> BRIEF
If a record holds a picture, leave the picture out and copy everything else exactly.

> RECORDED INFORMATION
BEGIN

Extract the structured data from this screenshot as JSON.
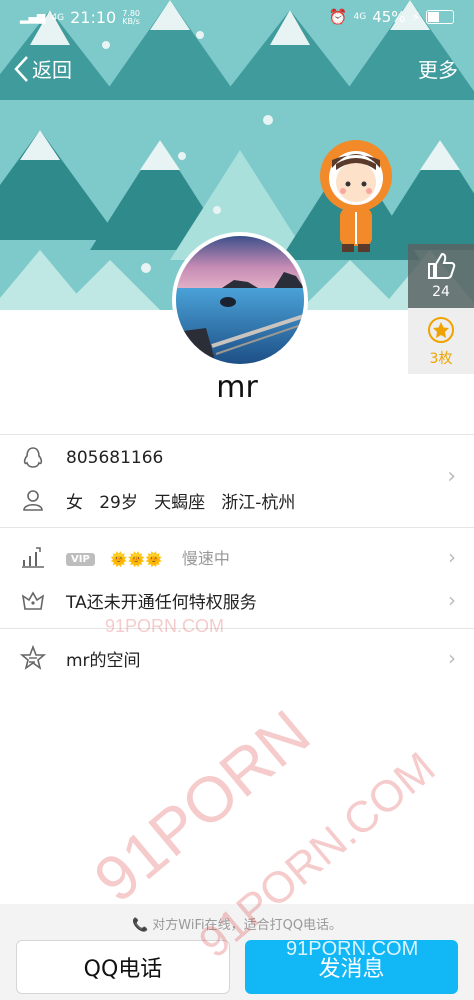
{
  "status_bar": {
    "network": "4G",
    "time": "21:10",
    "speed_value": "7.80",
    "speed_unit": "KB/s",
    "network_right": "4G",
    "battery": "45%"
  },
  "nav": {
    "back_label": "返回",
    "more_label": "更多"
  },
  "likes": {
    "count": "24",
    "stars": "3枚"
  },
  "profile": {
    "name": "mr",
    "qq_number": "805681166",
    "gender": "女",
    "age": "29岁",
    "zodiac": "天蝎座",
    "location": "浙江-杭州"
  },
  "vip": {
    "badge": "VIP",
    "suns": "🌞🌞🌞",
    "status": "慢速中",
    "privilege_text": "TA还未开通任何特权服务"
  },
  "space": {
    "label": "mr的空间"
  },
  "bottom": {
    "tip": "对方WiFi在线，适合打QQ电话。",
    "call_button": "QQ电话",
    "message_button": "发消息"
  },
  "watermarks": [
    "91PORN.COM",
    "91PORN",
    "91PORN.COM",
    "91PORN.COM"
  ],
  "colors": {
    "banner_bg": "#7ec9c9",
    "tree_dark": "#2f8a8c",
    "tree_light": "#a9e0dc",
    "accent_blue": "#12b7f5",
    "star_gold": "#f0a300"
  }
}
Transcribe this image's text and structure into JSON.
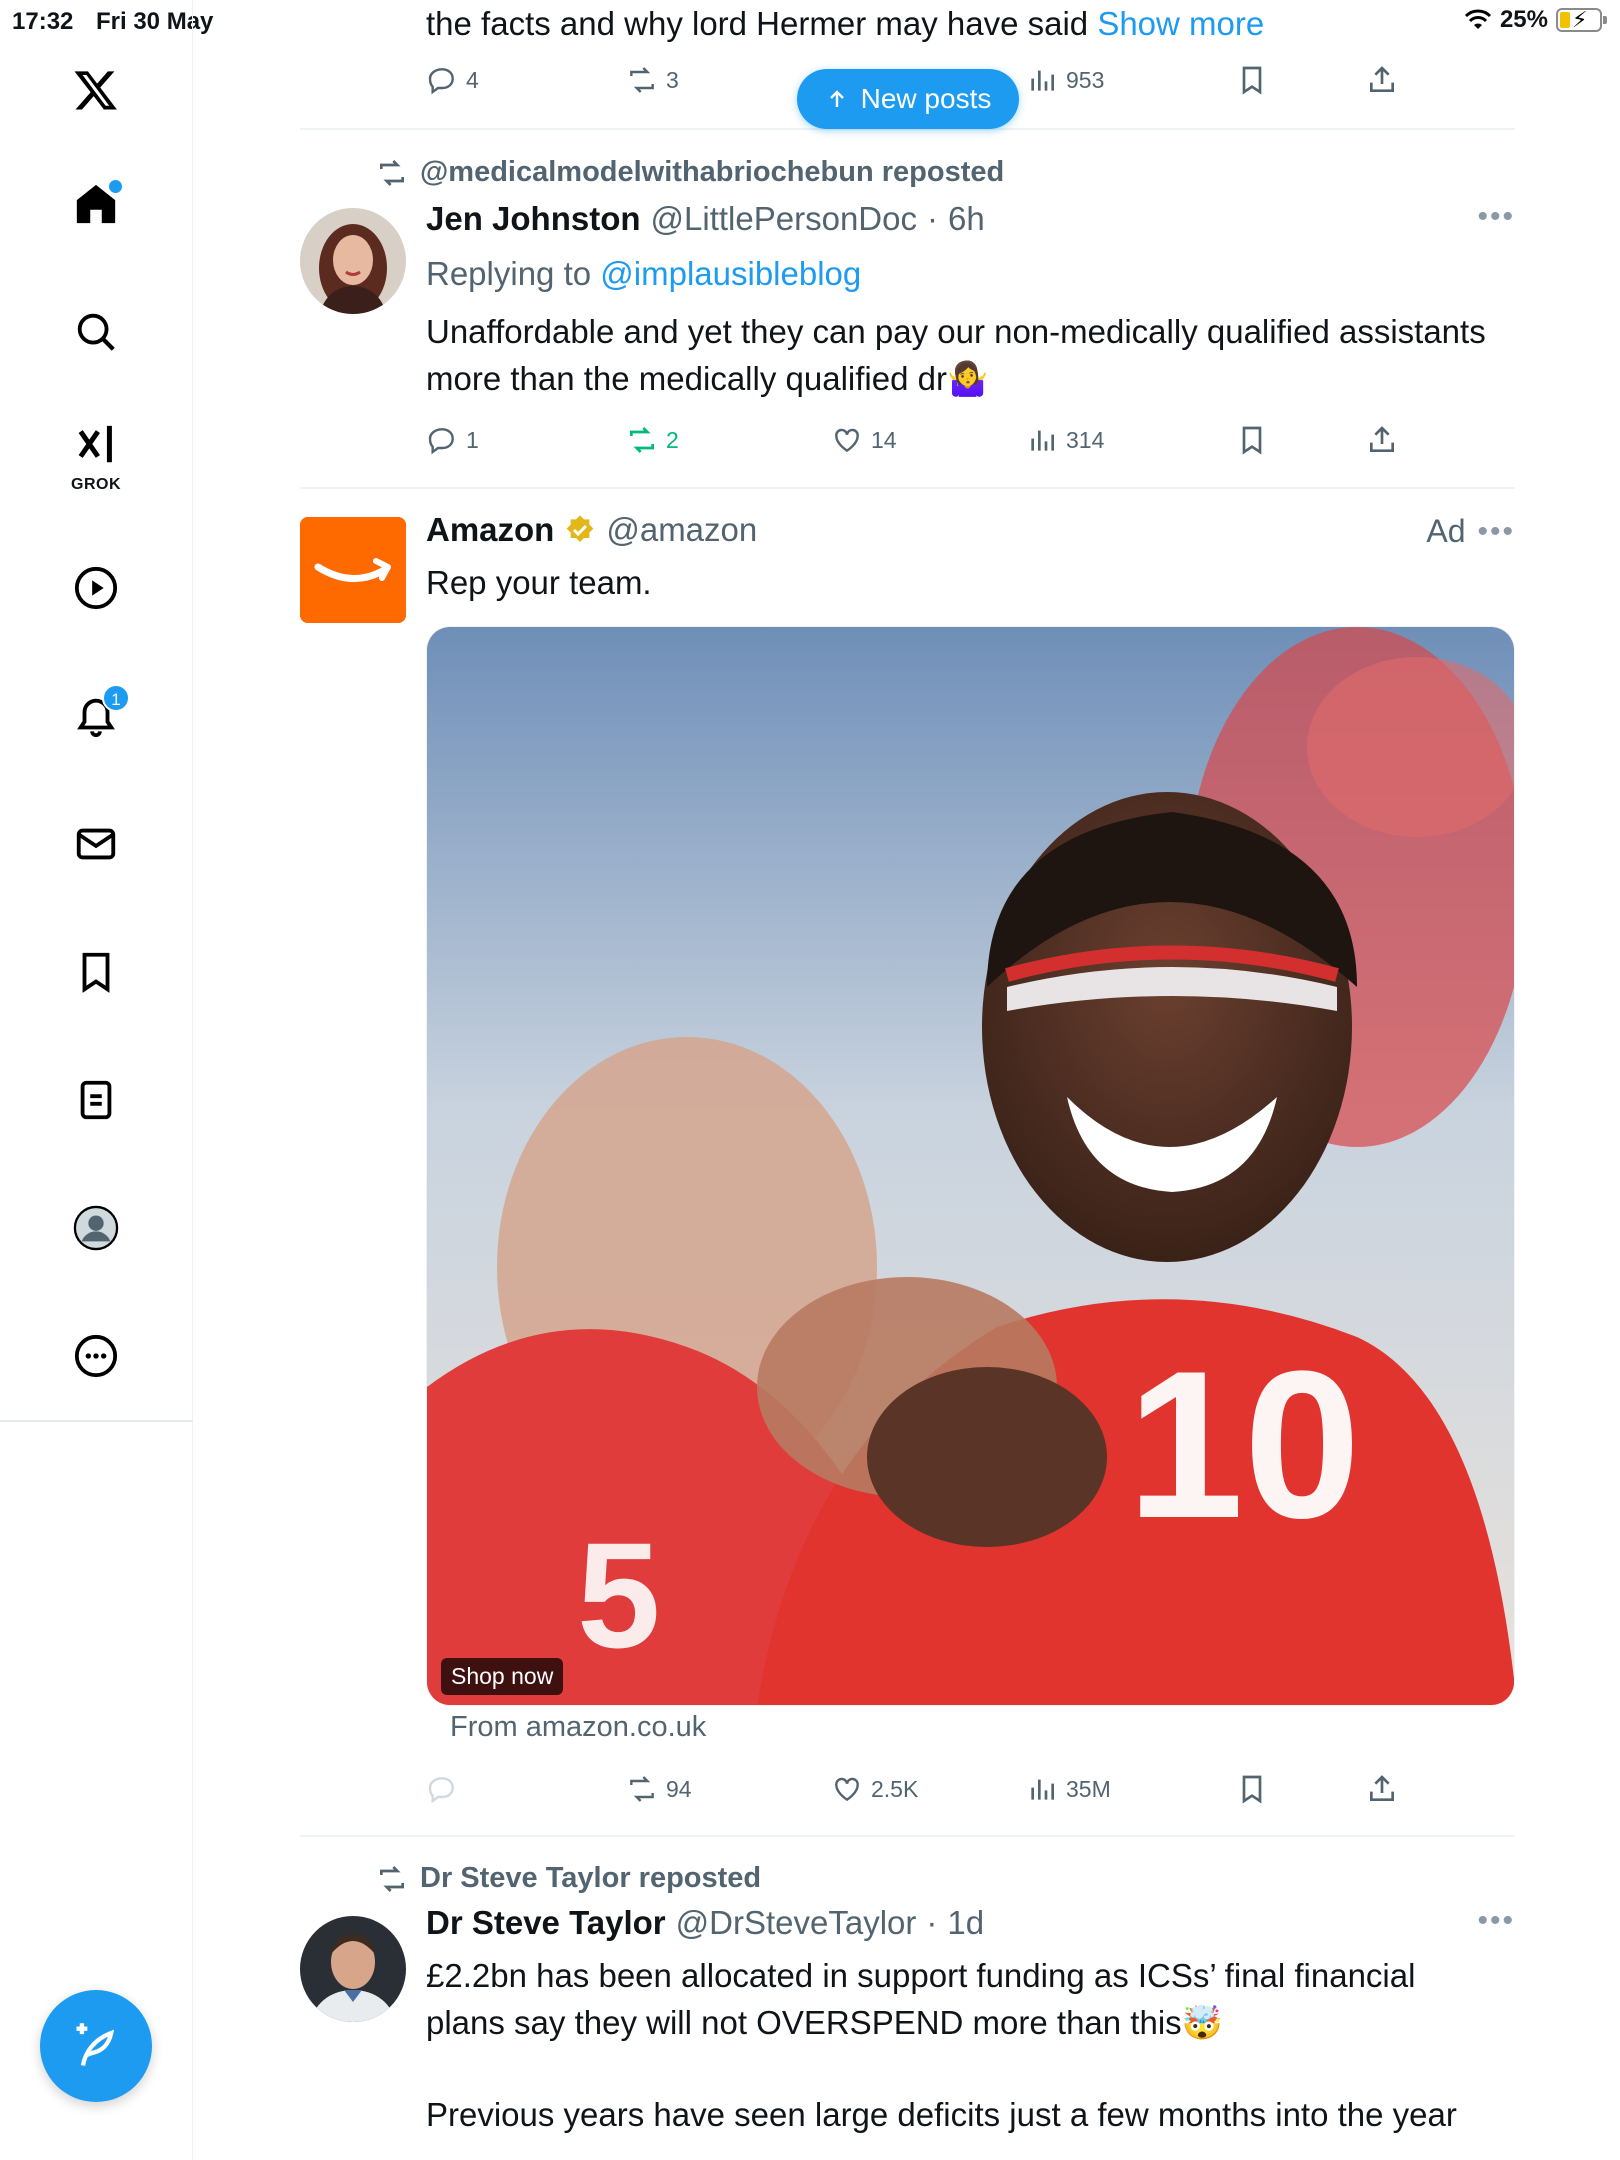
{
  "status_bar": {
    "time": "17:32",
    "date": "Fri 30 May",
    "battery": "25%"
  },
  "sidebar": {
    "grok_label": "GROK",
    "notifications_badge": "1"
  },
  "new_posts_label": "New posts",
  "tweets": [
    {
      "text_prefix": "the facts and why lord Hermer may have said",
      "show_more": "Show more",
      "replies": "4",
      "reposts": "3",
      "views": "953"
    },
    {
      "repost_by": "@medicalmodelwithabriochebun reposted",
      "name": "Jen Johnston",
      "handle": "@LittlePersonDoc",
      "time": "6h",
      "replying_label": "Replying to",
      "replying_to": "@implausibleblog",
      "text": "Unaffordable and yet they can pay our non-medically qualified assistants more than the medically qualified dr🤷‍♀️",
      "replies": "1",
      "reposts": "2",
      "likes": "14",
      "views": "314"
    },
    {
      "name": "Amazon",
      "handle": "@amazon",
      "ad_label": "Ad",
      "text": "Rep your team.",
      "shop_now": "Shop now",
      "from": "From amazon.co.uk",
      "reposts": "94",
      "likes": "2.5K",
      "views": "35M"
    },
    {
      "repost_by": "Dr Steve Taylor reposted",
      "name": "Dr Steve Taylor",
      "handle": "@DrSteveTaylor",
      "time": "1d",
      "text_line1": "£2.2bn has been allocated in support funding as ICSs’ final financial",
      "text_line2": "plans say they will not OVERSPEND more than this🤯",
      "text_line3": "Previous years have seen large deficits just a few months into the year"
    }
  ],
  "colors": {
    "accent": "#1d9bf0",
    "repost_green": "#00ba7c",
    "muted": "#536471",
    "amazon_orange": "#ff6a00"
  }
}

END

> YOUR SOLUTION
Extract the structured data from this screenshot as JSON.
{
  "status_bar": {
    "network": "4G",
    "time": "21:10",
    "speed_value": "7.80",
    "speed_unit": "KB/s",
    "network_right": "4G",
    "battery": "45%"
  },
  "nav": {
    "back_label": "返回",
    "more_label": "更多"
  },
  "likes": {
    "count": "24",
    "stars": "3枚"
  },
  "profile": {
    "name": "mr",
    "qq_number": "805681166",
    "gender": "女",
    "age": "29岁",
    "zodiac": "天蝎座",
    "location": "浙江-杭州"
  },
  "vip": {
    "badge": "VIP",
    "suns": "🌞🌞🌞",
    "status": "慢速中",
    "privilege_text": "TA还未开通任何特权服务"
  },
  "space": {
    "label": "mr的空间"
  },
  "bottom": {
    "tip": "对方WiFi在线，适合打QQ电话。",
    "call_button": "QQ电话",
    "message_button": "发消息"
  },
  "watermarks": [
    "91PORN.COM",
    "91PORN",
    "91PORN.COM",
    "91PORN.COM"
  ],
  "colors": {
    "banner_bg": "#7ec9c9",
    "tree_dark": "#2f8a8c",
    "tree_light": "#a9e0dc",
    "accent_blue": "#12b7f5",
    "star_gold": "#f0a300"
  }
}
Transcribe this image's text and structure into JSON.
{
  "status_bar": {
    "time": "17:32",
    "date": "Fri 30 May",
    "battery": "25%"
  },
  "sidebar": {
    "grok_label": "GROK",
    "notifications_badge": "1"
  },
  "new_posts_label": "New posts",
  "tweets": [
    {
      "text_prefix": "the facts and why lord Hermer may have said",
      "show_more": "Show more",
      "replies": "4",
      "reposts": "3",
      "views": "953"
    },
    {
      "repost_by": "@medicalmodelwithabriochebun reposted",
      "name": "Jen Johnston",
      "handle": "@LittlePersonDoc",
      "time": "6h",
      "replying_label": "Replying to",
      "replying_to": "@implausibleblog",
      "text": "Unaffordable and yet they can pay our non-medically qualified assistants more than the medically qualified dr🤷‍♀️",
      "replies": "1",
      "reposts": "2",
      "likes": "14",
      "views": "314"
    },
    {
      "name": "Amazon",
      "handle": "@amazon",
      "ad_label": "Ad",
      "text": "Rep your team.",
      "shop_now": "Shop now",
      "from": "From amazon.co.uk",
      "reposts": "94",
      "likes": "2.5K",
      "views": "35M"
    },
    {
      "repost_by": "Dr Steve Taylor reposted",
      "name": "Dr Steve Taylor",
      "handle": "@DrSteveTaylor",
      "time": "1d",
      "text_line1": "£2.2bn has been allocated in support funding as ICSs’ final financial",
      "text_line2": "plans say they will not OVERSPEND more than this🤯",
      "text_line3": "Previous years have seen large deficits just a few months into the year"
    }
  ],
  "colors": {
    "accent": "#1d9bf0",
    "repost_green": "#00ba7c",
    "muted": "#536471",
    "amazon_orange": "#ff6a00"
  }
}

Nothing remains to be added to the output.